Those on both sides of this issue need to open their eyes and walk in one anothers shoes. It is going to be painful. Pray to God our new president can provide the leadership we have been lacking. it is not red, it is not blue; it is an American problem. We need to come together to solve this huge delima.

Posted by Steve Smith | Report as abusive

I have a Maquilia foundry in Mexico a few weeks ago we were asked if we would do work for a newly planned Chrysler plant that will be built in central Mexico at a cost of 1.9 billion dollars. Why waste our tax money on companies like this that push work out of the US? GM built 3 times the capacity it needed in China, if they survive they will bring cars to the US eventually, made in China! The car companies treat there vendors horribly, predatory pricing policies that drive many out of business. Those that live by the sword should die by the sword..its there turn..dont help them until they are in bankruptcy then the government can back the warrantee’s and help the leaner company they must become.
Thanks,
Dean

Posted by Dean | Report as abusive

Absolutely not. They need to restructure, and will not do it unless required. The business, and the economy, will be healthier in the long run. A bailout will only preserve a decayed system.

Posted by Sue Young | Report as abusive

The ignorance I see in some of these posts is amazing. You call for the collapse of the big 3. If that happens just wait and see how much worse we will be. I’m for a bailout of the big 3 but with conditions. I feel management needs to be replaced with fresh individuals with fresh ideas. I’ve always driven a GM car and I’m proud to say that I buy american. The ripple effect of a big 3 collapse will be far reaching and for the ignorant ones that say collapse just wait until the ripple gets to you.

Bail out the auto companies? Absolutely not! Shouldn’t be bailing out any company, including the banks.

Posted by Hugh | Report as abusive

No Bail Out – No Way!

Bottom line: GM, Ford and Chrysler make horrible cars.

I switched to Toyota after 20 years of trying out Chevys, Chryslers, etc. AND spending many hours in and out of dealerships for repairs.

The quality of the Toyota and Honda cars put our American autos to shame!

Build a crummy product – no customers! No Bail Out!!

Posted by Cat Smith | Report as abusive
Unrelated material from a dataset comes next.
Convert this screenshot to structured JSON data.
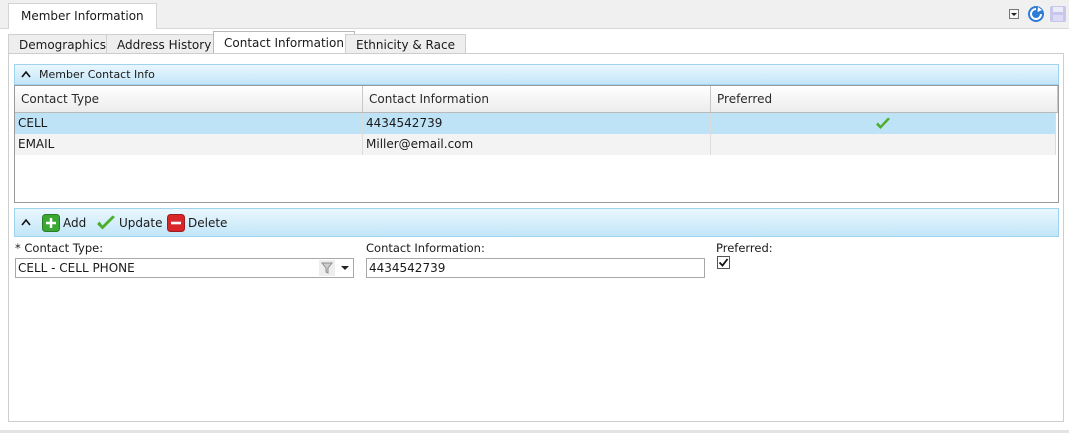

Shame on all of you naysayers who pay lip service to refusing help for GM. It was the greed of some of the real estate and financial community that has brought us to this extreme difficulty in money flow. We gave the financial industry money and they have parties, vacations and increased dividends with our money! Have most of you forgotten that it was the auto industry that gave up some or their profits to the banks after 911, by introducing 0% financing to jump start the economy after the Twin Towers fell? The real estate and financial monoliths did not do their share to ease that burden and yet we bailed them out, courtesy of two of their own: Paulson and Kashkari. That is like asking looters to watch your property during a natural disaster. If GM is allowed to fail, then all of the millions of people who supply GM and their billions of people who supply them will also fail. This is the core of our economy whether you like it or not. Letting GM down will be worse than any natural disaster or terrorist act, and helping GM survive deserves to be considered a national state of emergency.

Yes, sell ‘em.. to the Saudi’s.
UK just sold a big chunk of one of the biggest banks to the oil rich.

Posted by Sueco, London | Report as abusive